### Exercise details
Write out precisely the lines beginning with the line that contains "Read all visible content and emit it as JSON." and ending with the last line of the entries, and no other lines.

(Collection entries)
--

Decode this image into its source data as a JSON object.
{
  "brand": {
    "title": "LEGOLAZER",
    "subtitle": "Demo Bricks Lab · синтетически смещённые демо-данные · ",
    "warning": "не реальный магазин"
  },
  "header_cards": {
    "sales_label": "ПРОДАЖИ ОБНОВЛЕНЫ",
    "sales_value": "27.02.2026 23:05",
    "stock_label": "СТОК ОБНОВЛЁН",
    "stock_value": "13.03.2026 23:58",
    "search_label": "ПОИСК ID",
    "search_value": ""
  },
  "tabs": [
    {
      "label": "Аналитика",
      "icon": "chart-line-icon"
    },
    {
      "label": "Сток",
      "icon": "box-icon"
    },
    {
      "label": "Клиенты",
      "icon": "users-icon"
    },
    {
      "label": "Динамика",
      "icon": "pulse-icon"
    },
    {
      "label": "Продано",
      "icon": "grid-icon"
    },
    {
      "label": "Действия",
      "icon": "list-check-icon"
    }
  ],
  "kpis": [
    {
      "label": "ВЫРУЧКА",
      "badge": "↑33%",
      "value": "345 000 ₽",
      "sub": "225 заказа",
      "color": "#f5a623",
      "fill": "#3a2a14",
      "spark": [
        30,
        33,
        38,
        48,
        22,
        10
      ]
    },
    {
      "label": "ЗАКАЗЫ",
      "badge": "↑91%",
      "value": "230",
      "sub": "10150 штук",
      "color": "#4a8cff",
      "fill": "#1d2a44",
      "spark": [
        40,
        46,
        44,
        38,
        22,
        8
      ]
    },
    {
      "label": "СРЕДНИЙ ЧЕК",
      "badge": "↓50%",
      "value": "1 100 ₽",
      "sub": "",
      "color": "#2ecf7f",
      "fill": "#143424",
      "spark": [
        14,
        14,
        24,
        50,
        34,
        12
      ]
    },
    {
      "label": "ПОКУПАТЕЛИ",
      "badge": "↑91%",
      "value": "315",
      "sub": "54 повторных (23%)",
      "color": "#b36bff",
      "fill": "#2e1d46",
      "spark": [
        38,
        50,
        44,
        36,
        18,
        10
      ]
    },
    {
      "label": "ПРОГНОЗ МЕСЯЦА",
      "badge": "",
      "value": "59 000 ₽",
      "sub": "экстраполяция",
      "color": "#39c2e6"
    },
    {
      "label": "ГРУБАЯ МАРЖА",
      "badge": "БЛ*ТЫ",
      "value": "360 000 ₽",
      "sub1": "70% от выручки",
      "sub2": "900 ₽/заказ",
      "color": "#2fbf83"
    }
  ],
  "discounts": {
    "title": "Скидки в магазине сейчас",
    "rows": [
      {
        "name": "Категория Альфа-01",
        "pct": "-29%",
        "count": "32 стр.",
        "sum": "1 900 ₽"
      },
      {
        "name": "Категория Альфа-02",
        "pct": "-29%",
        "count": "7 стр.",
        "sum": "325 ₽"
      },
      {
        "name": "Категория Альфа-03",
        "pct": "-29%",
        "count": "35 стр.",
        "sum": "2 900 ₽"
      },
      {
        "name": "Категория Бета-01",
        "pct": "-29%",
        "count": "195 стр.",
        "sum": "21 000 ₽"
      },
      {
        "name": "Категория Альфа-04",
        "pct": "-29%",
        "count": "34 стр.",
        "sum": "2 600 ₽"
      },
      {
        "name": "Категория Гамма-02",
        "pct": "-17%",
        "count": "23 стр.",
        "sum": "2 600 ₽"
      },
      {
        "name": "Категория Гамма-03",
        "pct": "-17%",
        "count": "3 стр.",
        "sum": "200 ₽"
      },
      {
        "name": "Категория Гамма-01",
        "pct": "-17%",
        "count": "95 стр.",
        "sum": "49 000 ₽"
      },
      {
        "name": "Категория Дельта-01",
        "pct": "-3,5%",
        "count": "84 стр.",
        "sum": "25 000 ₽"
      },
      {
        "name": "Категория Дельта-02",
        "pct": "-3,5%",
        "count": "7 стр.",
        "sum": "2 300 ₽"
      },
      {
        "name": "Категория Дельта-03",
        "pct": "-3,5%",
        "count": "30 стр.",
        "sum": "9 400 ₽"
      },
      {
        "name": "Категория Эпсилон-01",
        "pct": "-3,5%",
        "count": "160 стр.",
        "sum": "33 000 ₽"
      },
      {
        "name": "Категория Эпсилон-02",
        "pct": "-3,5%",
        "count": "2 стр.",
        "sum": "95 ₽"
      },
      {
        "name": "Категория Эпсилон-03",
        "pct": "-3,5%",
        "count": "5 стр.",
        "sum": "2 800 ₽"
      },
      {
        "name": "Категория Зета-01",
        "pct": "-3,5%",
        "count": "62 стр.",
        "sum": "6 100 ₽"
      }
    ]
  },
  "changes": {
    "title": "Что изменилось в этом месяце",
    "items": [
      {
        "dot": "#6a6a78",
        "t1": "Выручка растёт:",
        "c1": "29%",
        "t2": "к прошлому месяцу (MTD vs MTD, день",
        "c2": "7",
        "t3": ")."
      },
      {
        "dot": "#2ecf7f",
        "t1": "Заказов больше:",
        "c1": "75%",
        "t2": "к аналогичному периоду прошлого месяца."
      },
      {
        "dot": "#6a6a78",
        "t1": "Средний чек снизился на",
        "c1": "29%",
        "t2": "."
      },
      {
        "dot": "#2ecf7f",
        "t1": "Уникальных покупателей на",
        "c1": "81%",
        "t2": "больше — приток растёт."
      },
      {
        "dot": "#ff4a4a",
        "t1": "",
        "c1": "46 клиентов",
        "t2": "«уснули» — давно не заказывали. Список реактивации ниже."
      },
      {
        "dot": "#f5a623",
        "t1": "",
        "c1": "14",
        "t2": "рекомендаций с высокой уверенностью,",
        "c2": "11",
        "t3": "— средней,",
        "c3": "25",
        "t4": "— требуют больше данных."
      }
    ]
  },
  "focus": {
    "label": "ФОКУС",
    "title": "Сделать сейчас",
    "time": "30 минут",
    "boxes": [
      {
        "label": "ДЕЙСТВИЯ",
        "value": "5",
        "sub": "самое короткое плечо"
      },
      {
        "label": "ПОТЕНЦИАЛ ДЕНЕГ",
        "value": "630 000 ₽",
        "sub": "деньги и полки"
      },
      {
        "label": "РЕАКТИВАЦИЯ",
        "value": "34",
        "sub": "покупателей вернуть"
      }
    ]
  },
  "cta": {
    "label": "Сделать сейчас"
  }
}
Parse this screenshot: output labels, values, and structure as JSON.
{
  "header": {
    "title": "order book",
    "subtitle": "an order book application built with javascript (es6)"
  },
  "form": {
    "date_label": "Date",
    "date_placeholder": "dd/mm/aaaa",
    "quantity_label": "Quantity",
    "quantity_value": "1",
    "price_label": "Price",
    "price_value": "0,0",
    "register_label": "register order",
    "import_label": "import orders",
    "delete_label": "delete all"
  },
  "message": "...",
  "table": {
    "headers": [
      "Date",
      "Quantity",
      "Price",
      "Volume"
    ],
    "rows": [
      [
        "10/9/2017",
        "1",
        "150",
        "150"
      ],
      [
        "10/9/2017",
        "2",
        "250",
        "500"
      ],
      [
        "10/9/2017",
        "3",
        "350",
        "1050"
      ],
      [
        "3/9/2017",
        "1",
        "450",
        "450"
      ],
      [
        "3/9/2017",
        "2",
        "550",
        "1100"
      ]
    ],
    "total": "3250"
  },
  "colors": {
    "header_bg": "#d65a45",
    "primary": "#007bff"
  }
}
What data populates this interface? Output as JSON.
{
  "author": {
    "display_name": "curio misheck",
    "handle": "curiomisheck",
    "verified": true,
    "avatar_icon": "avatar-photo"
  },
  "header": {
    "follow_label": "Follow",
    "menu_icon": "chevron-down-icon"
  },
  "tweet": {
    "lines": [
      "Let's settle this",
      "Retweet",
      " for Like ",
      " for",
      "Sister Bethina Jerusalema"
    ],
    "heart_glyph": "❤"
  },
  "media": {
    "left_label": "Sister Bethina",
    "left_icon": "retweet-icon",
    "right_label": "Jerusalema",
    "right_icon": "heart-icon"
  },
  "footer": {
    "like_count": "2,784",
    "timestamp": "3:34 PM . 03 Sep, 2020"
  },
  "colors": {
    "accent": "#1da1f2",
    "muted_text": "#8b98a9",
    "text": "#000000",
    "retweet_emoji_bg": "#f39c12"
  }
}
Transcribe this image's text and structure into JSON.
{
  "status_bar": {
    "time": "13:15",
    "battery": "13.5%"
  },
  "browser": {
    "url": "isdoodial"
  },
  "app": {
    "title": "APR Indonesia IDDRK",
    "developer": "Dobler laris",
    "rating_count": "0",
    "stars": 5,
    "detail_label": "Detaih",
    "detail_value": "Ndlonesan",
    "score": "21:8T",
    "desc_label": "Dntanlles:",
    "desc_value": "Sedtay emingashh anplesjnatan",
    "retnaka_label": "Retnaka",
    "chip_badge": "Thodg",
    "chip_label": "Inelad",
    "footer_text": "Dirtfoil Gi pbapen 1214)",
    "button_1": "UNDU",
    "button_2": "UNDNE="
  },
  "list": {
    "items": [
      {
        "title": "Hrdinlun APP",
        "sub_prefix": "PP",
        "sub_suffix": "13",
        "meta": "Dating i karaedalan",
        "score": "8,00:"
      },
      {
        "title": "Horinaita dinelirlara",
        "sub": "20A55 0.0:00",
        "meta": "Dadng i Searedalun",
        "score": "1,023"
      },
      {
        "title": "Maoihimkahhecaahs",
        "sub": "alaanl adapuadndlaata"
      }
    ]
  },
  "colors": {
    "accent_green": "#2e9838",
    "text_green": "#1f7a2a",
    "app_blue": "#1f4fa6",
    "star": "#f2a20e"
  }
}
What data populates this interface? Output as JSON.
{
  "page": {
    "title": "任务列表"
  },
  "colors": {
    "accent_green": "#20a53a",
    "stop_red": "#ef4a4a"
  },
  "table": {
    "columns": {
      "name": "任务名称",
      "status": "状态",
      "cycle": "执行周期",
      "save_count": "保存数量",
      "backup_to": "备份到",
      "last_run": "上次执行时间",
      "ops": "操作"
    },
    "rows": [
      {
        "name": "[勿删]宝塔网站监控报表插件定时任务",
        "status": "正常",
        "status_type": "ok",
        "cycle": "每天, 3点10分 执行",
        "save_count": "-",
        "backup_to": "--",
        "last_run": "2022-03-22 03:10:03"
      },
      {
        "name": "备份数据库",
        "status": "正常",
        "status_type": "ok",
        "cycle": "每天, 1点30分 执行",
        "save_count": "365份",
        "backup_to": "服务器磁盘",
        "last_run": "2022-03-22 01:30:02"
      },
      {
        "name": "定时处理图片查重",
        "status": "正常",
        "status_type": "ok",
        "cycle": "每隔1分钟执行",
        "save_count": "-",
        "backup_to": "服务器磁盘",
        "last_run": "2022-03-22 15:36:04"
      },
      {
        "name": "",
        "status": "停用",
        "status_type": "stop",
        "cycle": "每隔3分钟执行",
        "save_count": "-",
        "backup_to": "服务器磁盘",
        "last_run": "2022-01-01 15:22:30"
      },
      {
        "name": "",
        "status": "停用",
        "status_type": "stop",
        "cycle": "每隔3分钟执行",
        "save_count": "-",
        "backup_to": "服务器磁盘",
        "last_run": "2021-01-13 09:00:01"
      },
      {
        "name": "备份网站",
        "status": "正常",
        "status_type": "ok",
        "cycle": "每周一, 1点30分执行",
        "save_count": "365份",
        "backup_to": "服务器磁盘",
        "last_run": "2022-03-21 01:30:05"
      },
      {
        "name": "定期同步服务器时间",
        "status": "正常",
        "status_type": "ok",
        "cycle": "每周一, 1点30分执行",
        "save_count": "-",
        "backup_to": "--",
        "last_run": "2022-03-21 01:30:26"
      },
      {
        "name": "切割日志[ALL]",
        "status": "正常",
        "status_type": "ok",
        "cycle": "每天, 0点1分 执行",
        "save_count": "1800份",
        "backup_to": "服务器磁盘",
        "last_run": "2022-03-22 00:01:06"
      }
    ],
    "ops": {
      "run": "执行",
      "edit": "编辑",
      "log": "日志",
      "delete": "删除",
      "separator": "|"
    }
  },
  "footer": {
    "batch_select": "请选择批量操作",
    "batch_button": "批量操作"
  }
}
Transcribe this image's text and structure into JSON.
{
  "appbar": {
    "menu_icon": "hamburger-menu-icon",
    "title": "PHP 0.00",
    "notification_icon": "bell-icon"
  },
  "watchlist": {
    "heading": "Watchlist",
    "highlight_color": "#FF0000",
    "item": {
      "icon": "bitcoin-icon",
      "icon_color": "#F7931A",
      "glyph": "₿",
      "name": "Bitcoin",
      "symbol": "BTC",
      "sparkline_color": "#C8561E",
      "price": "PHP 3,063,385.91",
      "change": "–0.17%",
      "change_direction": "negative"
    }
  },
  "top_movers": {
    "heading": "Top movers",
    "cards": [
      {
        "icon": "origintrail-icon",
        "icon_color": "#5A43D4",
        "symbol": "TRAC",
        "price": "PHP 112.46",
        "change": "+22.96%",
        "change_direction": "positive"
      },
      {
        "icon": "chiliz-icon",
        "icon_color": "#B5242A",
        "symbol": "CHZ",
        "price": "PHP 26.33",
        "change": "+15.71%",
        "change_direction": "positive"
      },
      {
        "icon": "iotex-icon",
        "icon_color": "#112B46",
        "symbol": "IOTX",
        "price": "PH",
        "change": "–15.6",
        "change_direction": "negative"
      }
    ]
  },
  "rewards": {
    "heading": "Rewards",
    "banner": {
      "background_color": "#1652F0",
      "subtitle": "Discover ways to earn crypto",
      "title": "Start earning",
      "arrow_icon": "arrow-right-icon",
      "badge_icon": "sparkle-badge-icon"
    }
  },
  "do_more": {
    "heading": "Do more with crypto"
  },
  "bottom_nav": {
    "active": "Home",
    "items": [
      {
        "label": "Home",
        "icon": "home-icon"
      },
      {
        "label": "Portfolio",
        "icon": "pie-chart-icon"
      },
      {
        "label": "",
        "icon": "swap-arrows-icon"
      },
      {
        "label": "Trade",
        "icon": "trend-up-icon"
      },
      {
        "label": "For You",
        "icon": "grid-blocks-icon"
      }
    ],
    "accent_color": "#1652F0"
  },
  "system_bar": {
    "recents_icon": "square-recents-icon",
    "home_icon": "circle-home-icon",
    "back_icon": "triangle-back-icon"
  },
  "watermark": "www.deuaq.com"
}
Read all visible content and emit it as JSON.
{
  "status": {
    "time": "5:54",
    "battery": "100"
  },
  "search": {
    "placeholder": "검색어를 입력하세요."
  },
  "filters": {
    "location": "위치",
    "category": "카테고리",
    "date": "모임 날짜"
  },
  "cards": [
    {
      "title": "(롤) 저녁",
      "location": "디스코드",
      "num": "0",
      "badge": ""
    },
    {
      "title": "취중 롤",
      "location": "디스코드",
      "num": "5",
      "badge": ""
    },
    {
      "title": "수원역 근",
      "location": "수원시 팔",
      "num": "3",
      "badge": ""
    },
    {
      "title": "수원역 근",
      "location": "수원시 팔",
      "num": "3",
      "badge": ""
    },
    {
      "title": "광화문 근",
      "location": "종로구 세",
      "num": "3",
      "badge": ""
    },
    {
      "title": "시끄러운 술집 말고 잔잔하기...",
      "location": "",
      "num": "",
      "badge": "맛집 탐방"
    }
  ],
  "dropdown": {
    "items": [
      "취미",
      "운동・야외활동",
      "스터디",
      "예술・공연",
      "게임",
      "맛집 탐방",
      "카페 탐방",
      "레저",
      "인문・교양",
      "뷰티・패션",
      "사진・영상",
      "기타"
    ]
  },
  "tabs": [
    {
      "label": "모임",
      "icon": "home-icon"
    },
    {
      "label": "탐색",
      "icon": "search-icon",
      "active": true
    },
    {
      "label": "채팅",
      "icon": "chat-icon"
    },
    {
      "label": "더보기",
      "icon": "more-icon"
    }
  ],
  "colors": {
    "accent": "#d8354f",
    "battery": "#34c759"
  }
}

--

### Response
Read all visible content and emit it as JSON.
{
  "status": {
    "time": "5:54",
    "battery": "100"
  },
  "search": {
    "placeholder": "검색어를 입력하세요."
  },
  "filters": {
    "location": "위치",
    "category": "카테고리",
    "date": "모임 날짜"
  },
  "cards": [
    {
      "title": "(롤) 저녁",
      "location": "디스코드",
      "num": "0",
      "badge": ""
    },
    {
      "title": "취중 롤",
      "location": "디스코드",
      "num": "5",
      "badge": ""
    },
    {
      "title": "수원역 근",
      "location": "수원시 팔",
      "num": "3",
      "badge": ""
    },
    {
      "title": "수원역 근",
      "location": "수원시 팔",
      "num": "3",
      "badge": ""
    },
    {
      "title": "광화문 근",
      "location": "종로구 세",
      "num": "3",
      "badge": ""
    },
    {
      "title": "시끄러운 술집 말고 잔잔하기...",
      "location": "",
      "num": "",
      "badge": "맛집 탐방"
    }
  ],
  "dropdown": {
    "items": [
      "취미",
      "운동・야외활동",
      "스터디",
      "예술・공연",
      "게임",
      "맛집 탐방",
      "카페 탐방",
      "레저",
      "인문・교양",
      "뷰티・패션",
      "사진・영상",
      "기타"
    ]
  },
  "tabs": [
    {
      "label": "모임",
      "icon": "home-icon"
    },
    {
      "label": "탐색",
      "icon": "search-icon",
      "active": true
    },
    {
      "label": "채팅",
      "icon": "chat-icon"
    },
    {
      "label": "더보기",
      "icon": "more-icon"
    }
  ],
  "colors": {
    "accent": "#d8354f",
    "battery": "#34c759"
  }
}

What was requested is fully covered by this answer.